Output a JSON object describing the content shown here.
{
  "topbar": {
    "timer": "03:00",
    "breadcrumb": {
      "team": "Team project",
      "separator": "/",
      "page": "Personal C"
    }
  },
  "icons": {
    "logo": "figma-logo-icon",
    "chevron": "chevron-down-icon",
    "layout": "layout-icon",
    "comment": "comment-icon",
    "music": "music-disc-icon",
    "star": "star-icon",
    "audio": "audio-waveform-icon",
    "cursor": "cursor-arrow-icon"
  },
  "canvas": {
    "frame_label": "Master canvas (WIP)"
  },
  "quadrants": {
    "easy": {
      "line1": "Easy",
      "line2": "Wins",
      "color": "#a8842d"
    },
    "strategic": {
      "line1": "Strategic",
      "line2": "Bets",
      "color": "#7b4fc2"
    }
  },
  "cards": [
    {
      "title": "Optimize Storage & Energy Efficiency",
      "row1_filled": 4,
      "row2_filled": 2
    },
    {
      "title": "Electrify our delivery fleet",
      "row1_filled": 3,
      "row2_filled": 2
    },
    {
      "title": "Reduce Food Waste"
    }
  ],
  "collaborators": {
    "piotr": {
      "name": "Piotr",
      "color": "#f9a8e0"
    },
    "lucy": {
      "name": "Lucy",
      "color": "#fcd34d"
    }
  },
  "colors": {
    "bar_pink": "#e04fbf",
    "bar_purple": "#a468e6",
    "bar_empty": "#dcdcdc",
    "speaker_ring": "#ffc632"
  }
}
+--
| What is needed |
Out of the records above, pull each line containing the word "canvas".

| Result of the task |
  "canvas": {
    "frame_label": "Master canvas (WIP)"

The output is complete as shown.